Take a look at that 17th century Dutch map Kaart van Jaffanapatnam en onderhoorige landen en eilanden (Map of Jaffanapatnam countries and islands and dependencies). The manuscript is in the Nationaal Archief, Netherlands, but you can get a fairly large view at beeldbank.nationaalarchief.nl/na:col1:dat516410. Certain browsers let you translate the web page into English. Get it full screen and start spotting the Sinhala place names.

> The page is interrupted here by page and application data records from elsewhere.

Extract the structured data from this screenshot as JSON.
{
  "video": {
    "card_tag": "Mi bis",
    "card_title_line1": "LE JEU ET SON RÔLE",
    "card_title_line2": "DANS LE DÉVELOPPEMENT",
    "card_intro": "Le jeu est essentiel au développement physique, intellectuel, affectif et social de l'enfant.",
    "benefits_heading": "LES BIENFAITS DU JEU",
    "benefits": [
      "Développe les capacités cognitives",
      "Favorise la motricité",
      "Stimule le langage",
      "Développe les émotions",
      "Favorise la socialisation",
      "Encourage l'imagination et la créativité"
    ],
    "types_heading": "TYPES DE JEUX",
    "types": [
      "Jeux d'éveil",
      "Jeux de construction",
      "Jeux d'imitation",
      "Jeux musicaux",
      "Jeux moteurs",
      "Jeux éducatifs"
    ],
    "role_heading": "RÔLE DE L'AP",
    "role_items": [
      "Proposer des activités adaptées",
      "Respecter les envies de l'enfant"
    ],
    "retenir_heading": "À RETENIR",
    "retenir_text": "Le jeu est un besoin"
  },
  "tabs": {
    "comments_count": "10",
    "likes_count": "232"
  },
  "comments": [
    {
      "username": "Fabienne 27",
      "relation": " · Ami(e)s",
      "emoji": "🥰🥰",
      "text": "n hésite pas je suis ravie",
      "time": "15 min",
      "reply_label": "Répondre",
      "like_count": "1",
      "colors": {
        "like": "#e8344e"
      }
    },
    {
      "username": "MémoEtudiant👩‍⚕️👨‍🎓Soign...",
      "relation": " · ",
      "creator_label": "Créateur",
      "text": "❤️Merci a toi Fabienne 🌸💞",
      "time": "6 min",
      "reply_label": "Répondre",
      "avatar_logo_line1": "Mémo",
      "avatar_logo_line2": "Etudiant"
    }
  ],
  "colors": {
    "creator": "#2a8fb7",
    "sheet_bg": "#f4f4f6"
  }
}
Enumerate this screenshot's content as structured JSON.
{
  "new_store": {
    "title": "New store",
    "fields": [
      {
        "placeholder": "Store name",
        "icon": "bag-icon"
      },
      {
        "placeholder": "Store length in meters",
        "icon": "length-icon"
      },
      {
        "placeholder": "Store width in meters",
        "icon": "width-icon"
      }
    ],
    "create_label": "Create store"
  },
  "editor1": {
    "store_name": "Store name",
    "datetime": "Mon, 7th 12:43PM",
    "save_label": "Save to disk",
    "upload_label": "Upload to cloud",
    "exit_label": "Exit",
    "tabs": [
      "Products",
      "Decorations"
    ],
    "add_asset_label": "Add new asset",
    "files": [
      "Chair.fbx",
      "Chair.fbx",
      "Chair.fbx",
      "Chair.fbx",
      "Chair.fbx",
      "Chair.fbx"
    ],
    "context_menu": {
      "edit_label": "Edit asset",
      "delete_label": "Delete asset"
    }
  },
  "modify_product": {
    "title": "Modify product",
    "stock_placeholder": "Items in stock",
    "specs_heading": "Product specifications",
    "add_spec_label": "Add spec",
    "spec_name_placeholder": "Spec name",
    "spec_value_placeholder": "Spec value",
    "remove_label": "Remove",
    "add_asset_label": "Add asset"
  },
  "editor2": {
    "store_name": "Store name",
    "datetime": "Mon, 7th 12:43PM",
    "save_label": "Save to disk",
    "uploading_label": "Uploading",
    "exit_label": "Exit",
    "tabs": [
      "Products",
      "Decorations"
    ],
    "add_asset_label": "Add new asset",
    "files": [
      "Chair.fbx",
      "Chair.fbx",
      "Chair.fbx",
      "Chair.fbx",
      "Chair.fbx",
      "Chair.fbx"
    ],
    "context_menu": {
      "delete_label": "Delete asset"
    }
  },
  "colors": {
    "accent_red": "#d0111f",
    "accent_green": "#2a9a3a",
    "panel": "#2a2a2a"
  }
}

The first name to hit you is Welligamo. As one of the four main divisions of Jaffanapatnam, it`s written larger. No big news there. Everyone knows about Valikamam and Weligama, but everyone may not know the transition happened post 17th century. The real revelations are the smaller print locations Cottiewatte, Watane, Vimangamo, Walandale, Lilagamo, Tangode, Tambale, Batecotte, Anecotte, Naloer(Nal oya), Oergavature, Nagamoene, Tambegamo, Coylacandy (Kohila Kanda), Mepale, Pollopalle, Alipalle, Malwattoe, Anungay, Walewitakepoelo, etc. etc. These are just the ones that stand out without ambiguity to my naked eye on the computer screen. I`d love to have someone with an eye for handwritten script and etymological expertise subject the manuscript to a magnifying glass.
And yet, in essence all this is old news. H. W. Codrington for one would have yawned. (The place-names in the peninsula indicate that it was held by Sinhala inhabitants at no very remote date, - Chapter VI, Short history of Ceylon, 1926). I imagine he yawned from The Great Beyond in 1965, when the PhD student K. Indrapala highlighted the toponymic evidence involving over a thousand place names of distinctly Sinhalese origin `in Tamil garb` presented by the Jaffna peninsula. But then most people are not Codrington. For one thing, primary evidence such as the Kokila Sandesaya and the 17th century map impacts like a bullet between the eyes, while pronouncements by an expert, however respected, merely wait politely by your head for admittance. You can either take it or dismiss it as personal whim or idiosyncrasy of the expert. D. B. S Jeyaraj for example, responding to someone`s web comment about place name evidence went, oh place names? But that PhD thesis has been superseded now by the Indrapala 2005 . It`s nothing of the kind. 2005 Indrapala merely maintains an undignified and deafening silence about the whole place names motif.
I am pretty sure that even scholars specialized on 17th century Lanka would find Sinhalese place names in 17th century Jaffna a trifle odd. On a purely academic, bloodless level, they may know of the distinctly Sinhalese origin place names in Tamil garb thingy, but in their minds the `garbing date` would be long, long ago the mid 13th century or the 14th century at the latest. There is this surgical deadline drawn in the time stream of Lanka. By 14th century latest, all Sinhalese place names in Jaffna should be decently covered in Tamil garb, all surviving Sinhalese populations should neatly die by assimilation. A clean amputation followed by cauterization. A definite closure to the Sinhalese chapter of the peninsular.